"...highly personal, entertaining and moving acoustic collection of 12 original tunes. The style ranges from Dylanesque folk and blues to sparse rock n’roll....He’s more than ALRIGHT NOW. Rating * * * * out of five."


"If you never knew Vancouver singer-songwriter Danny Mack during his previous incarnations spanning four decades---from the acid rock of Hydro Electric Streetcar to the western swing of Cement City Cowboys---his latest musical offering shows it's still not too late to join the fanclub. Three of the 11 rootsy songs on 'WE ALL FALL DOWN' are also on the soundtrack of the film of the same name, director Martin Cummins' portrayal of the seamy culture of heroin addiction, filmed on location in the Downtown Eastside. Mack's gritty vocals are perfect for the job as he explores the frail, fallen lives just trying to endure one more day---and, perhaps, find the strength to get out and save themselves. As Mack wryly concludes, "It ain't dance music". Rating 4 stars."

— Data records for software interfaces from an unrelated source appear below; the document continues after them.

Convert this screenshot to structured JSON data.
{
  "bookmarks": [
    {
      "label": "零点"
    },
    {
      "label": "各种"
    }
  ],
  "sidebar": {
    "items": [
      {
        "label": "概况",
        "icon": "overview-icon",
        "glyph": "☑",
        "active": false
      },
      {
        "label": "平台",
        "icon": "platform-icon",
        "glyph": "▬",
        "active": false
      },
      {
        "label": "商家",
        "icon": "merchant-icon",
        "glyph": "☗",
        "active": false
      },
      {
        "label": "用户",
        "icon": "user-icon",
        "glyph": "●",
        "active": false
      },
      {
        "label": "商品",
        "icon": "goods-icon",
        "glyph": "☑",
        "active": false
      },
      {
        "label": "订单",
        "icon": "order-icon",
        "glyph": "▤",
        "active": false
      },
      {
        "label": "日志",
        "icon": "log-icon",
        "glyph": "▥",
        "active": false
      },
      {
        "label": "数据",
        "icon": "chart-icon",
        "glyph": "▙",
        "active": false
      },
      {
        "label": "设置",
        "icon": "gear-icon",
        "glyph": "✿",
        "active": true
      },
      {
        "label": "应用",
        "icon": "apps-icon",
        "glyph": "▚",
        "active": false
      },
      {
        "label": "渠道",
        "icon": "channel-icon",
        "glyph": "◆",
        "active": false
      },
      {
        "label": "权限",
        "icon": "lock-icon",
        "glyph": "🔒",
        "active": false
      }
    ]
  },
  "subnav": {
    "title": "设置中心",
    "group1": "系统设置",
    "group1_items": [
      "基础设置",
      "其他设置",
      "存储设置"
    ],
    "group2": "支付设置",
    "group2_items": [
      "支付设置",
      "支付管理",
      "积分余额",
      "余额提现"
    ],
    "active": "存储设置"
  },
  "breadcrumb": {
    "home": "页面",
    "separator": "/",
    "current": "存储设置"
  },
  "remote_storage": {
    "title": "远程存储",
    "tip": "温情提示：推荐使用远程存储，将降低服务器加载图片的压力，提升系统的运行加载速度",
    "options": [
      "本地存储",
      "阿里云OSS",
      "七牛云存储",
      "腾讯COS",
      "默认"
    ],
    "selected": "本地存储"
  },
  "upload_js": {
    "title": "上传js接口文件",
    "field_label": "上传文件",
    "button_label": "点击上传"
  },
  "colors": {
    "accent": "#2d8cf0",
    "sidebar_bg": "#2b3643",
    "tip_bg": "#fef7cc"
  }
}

"Far from the Juno Awards and the glare of Much-Music's lights, there are great singer-songwriters whose music is unknown except to their dedicated followers. Vancouver's Danny Mack is one such artist and his latest indie CD is easily his best to date. It's a gripping collection of tales and tunes about street life, drugs, friends and youthful dreams dashed on the rocks of experience yet somehow still alive...barely. With Mack's gravel voice, bare bones intensity and haunting melodies, 'WE ALL FALL DOWN' is a country-folk classic, the rootsy equivalent of fellow Vancouverite Art Bergmann's rock visions of scenes from the underground. The Junos may not know Mack's name but those who do, know that greatness isn't measured by's by life lived and conveyed so powerfully in songs, like those on 'WE ALL FALL DOWN'. Rating * * * * out of four."


"This album (I’M ALRIGHT NOW) chronicles the diverse and eclectic life of the man affectionately dubbed the Cosmic Cowboy. It’s a splendid singer/songwriter debut from a man whose career has spanned over three decades and shows no signs of slowing down...The ‘90s have seen the emergence of Mack as an actor and producer, and this summer he revealed himself in this stripped-down format of pure, organic music." KIRBY - SEE MAGAZINE. Edmonton, Canada.

"Having survived almost 40 years in show business, from the doo-wap of his first band, the Van-dels, to his current incarnation as a solo singer/songwriter, Danny Mack has packed more into his life than most of us could only dream of. And with the release of I’M ALRIGHT NOW, he shows that he’s not planning on quitting any time soon."


"I’M ALRIGHT NOW is classic ramblin’ troubadour material, just the man, his guitar and a pocketful of memories."

THE DRUM MEDIA - Sydney, Australia

CD OF THE WEEK "...he’s put in a lot of miles geographically and cerebrally as a psychedelic cowboy, which is what this album eloquently and authentically documents. This laid-back and intimate acoustic session finds Mack sharing pearls of wisdom, the friendliness of his music and his friendship with longtime accomplice Dan Tapanila."


"...It’s a stripped down, bare-boned production, rife with honest songs and shot through with humour and the confessions of one brave enough to live life wide awake." MICHAEL BECKER - NORTH SHORE NEWS, Vancouver, Canada.